After you do a transfer using the option mentioned above, you will likely have to do a little manual cleanup. When an item in TFS includes data in a field that is not within the options of the current template, you can still open the item fine but you will see warning boxes indicating the inappropriate value. For example, you may have pulled in a state value of “Done” when the appropriate option in the current template is “Closed”. In cases like this, it’s a simple matter to write up a tfs query that displays all items with a state of “Done”. Open the results of that query in excel, change all of the Done’s to “Closed”, and you’ll be all set.
I found in this particular “Done” to “Closed” case that there is a closed date field associated with the changing of an item to the Closed state. That date field does not get set if you change the State field directly from an invalid state to the Closed state. To get around that, I first changed them all to “Active” and then to closed.
Running through a few post-migration steps like this may be simpler than mucking about with the migration xml to get things mapped correctly when they’re being moved.
OK, now the downsides of using this tool. Unlike an in place-upgrade, not everything comes across perfectly. Dates are the biggest nuisance – many dates get restamped with the date that you perform the migration. This includes source control checkin dates, work item tracking change stamps, etc. But if any date does change, the tool usually appends the original date to the history info for the item so it’s not completely lost. Your tasks will all get new task id numbers too, so if you do any kind of commenting in titles or descriptions where you include task numbers they will be off. I found in this case, too, if you dig into the history info you are able to find that it appends the original task id’s.

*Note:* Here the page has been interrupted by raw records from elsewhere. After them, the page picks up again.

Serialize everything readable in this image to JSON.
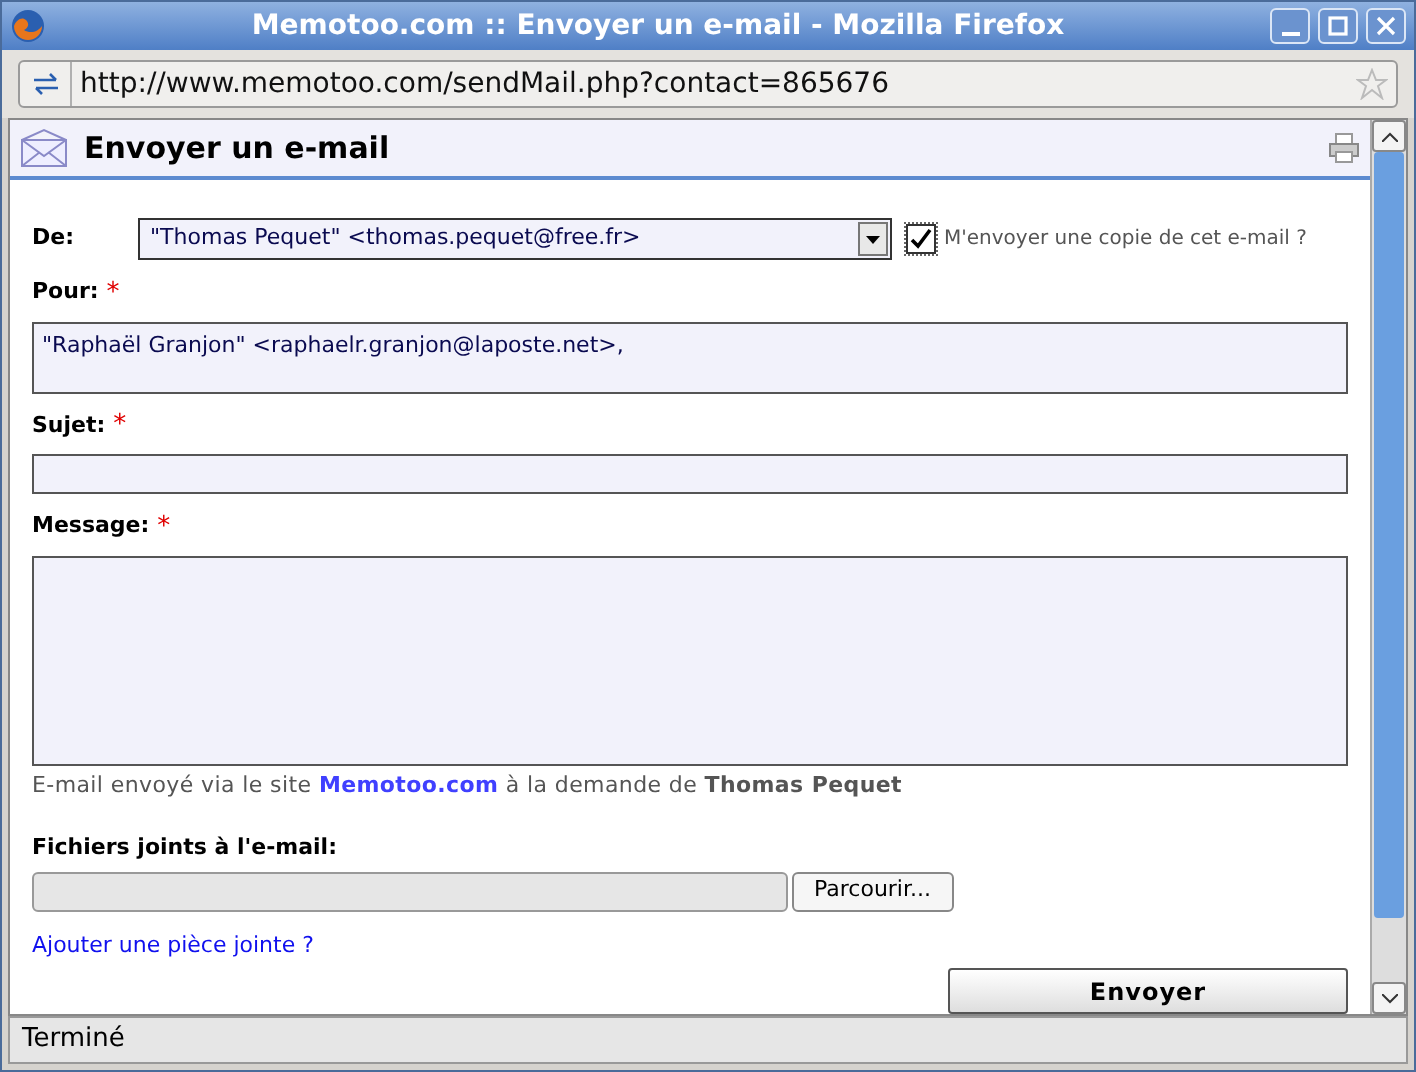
{
  "window": {
    "title": "Memotoo.com :: Envoyer un e-mail - Mozilla Firefox"
  },
  "address_bar": {
    "url": "http://www.memotoo.com/sendMail.php?contact=865676"
  },
  "page": {
    "heading": "Envoyer un e-mail"
  },
  "form": {
    "from": {
      "label": "De:",
      "value": "\"Thomas Pequet\" <thomas.pequet@free.fr>",
      "copy_label": "M'envoyer une copie de cet e-mail ?",
      "copy_checked": true
    },
    "fields": [
      {
        "label": "Pour:",
        "required": true,
        "kind": "textarea-small",
        "value": "\"Raphaël Granjon\" <raphaelr.granjon@laposte.net>,"
      },
      {
        "label": "Sujet:",
        "required": true,
        "kind": "input"
      },
      {
        "label": "Message:",
        "required": true,
        "kind": "textarea"
      }
    ],
    "required_mark": "*",
    "footer_note": {
      "before": "E-mail envoyé via le site",
      "link": "Memotoo.com",
      "after": "à la demande de **Thomas Pequet**"
    },
    "attachments": {
      "label": "Fichiers joints à l'e-mail:",
      "browse_button": "Parcourir...",
      "add_link": "Ajouter une pièce jointe ?"
    },
    "submit": "Envoyer"
  },
  "status_bar": {
    "text": "Terminé"
  }
}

Also keep in mind that the tool specifially states that it currently only supports TFS Version Control and Work Item Tracking from. I found these moved over well, complete with test cases and attachments. If you use any of the other TFS features, you may need to do some additional manual work. Custom TFS queries are one thing I use frequently that it does not move over. I tried a couple of other tools available to do this sort of thing – TFSQueryUtil and Work Item Query Administration. With both I was able to extract the queries out to files without too much grief, but neither one was able to get those queries back in to my new 2012 TFS server successfully.
The TFS integration Platform and its associated TFS Integration Tools are a good way to migrate your TFS data to a new server. Remember that this tool cannot exactly mirror your existing TFS installation, so plan on doing at least a little manual work after the migration to get everything set up to your liking. But if you can live with working around what the tool cannot do, you’ll be happy with what it can. It definitely saved my team a lot of time in getting our junk set up in our new 2012 server.
Have any questions about the TFS Integration Tools? How about any experiences using the tool that you’d like to share? Feel free to comment below.